Fr. Columba delivers this critical message by tracing HMML’s adventurous history, from its roots with the medieval Benedictine laboring in the scriptorium, to the modern monk hiding from armed militants in Timbuktu. The talk goes to the heart of the humanities: why cultural heritage is so valuable that people spend — and even risk — their lives to preserve them.
Tickets to the lecture are free of charge and distributed on a first-come, first-served basis at http://www.neh.gov or (202) 606-8340. The event will be livestreamed at http://www.neh.gov and archived by the NEH.
Fr. Columba, a native of Houston, Texas, and a graduate of Harvard, Yale, and Oxford universities, is Professor of Theology at Saint John’s University School of Theology and Seminary. He has published and lectured extensively in his research field of early Christian monasticism. In 2009-10, he was the recipient of a year-long research fellowship from the NEH and a residential fellowship in Byzantine Studies at the Dumbarton Oaks Research Library in Washington, D.C. In 2016-17, he was awarded both a residency at the Institute for Advanced Study at Princeton and a Guggenheim Fellowship for work on his upcoming book, “Between Earth and Heaven: Interpreting the Origins of Christian Asceticism and Monasticism.” He is also a Phi Beta Kappa Visiting Scholar for 2019-20, speaking about the work of HMML and his own research at colleges and universities across the United States.
Since becoming HMML’s executive director in 2003, Fr. Columba has traveled throughout the Middle East, Africa, Eastern Europe, the Caucasus, and South Asia, cultivating relationships with communities possessing historic manuscript collections from the early medieval to modern periods. Under his leadership, HMML has digitized over 150,000 manuscripts in many of the world’s most dangerous and inaccessible places, including northern Iraq, Syria, and the libraries of Timbuktu in Mali, covering a range of religious and cultural traditions.

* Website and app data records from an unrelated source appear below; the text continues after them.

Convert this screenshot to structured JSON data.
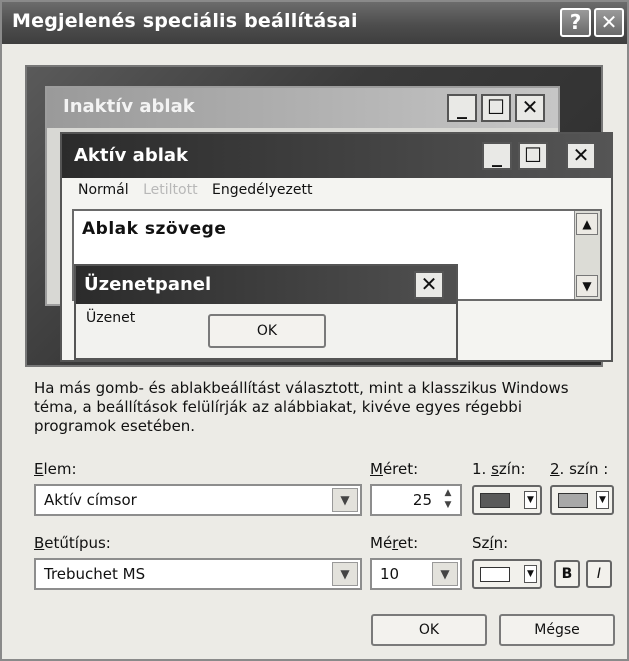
{
  "dialog": {
    "title": "Megjelenés speciális beállításai",
    "help_label": "?",
    "close_label": "✕"
  },
  "preview": {
    "inactive_window_title": "Inaktív ablak",
    "active_window_title": "Aktív ablak",
    "min_label": "_",
    "max_label": "☐",
    "close_label": "✕",
    "menu": {
      "normal": "Normál",
      "disabled": "Letiltott",
      "selected": "Engedélyezett"
    },
    "window_text": "Ablak szövege",
    "message_panel_title": "Üzenetpanel",
    "message_text": "Üzenet",
    "ok_label": "OK"
  },
  "description": "Ha más gomb- és ablakbeállítást választott, mint a klasszikus Windows téma, a beállítások felülírják az alábbiakat, kivéve egyes régebbi programok esetében.",
  "item": {
    "label_prefix": "",
    "label_ul": "E",
    "label_rest": "lem:",
    "value": "Aktív címsor"
  },
  "item_size": {
    "label_ul": "M",
    "label_rest": "éret:",
    "value": "25"
  },
  "color1": {
    "label_pre": "1. ",
    "label_ul": "s",
    "label_rest": "zín:",
    "swatch": "#5a5a5a"
  },
  "color2": {
    "label_ul": "2",
    "label_rest": ". szín :",
    "swatch": "#a8a8a8"
  },
  "font": {
    "label_ul": "B",
    "label_rest": "etűtípus:",
    "value": "Trebuchet MS"
  },
  "font_size": {
    "label_pre": "Mé",
    "label_ul": "r",
    "label_rest": "et:",
    "value": "10"
  },
  "font_color": {
    "label_pre": "Sz",
    "label_ul": "í",
    "label_rest": "n:",
    "swatch": "#ffffff"
  },
  "bold_label": "B",
  "italic_label": "I",
  "buttons": {
    "ok": "OK",
    "cancel": "Mégse"
  },
  "icons": {
    "dropdown": "chevron-down-icon",
    "spin": "spinner-icon"
  }
}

These texts and records are made available online through the Virtual HMML platform (vHMML.org).
“A ‘Monument Man’ of our time, Fr. Columba Stewart has dauntlessly rescued centuries’ worth of irreplaceable cultural heritage under threat from around the world,” said NEH Chairman Jon Parrish Peede. “In doing so, he and his colleagues have helped preserve the records of the religion, art, literature, culture, and knowledge of distant eras of human history so that we may celebrate and learn from those that came before us.”
A professed Benedictine monk of Saint John’s Abbey since 1981, Fr. Columba has become a recognized authority in the monastic and ecumenical worlds, having been appointed to the International Joint Commission for Theological Dialogue between the Catholic Church and the Oriental Orthodox Churches in 2009. Since 2018, he has been a resident scholar at the Collegeville Institute for Ecumenical and Cultural Research.
Established in 1965, HMML is a global cultural organization whose mission is to preserve and share the world’s manuscript heritage. It has formed partnerships with over 580 libraries and archives worldwide. HMML has three areas of focus: digital preservation of rare and endangered manuscripts; cataloging and sharing the manuscripts online; and fostering research and education about the cultures that produced them. HMML curates exhibitions and hosts scholars, classes and workshops throughout the year and is the home of an internationally known handwritten and illuminated Bible in modern English, The Saint John’s Bible. HMML’s work is inspired by a 1500-year Benedictine tradition of cultural preservation.
Learn more about HMML and Fr. Columba at https://hmmlorg.com/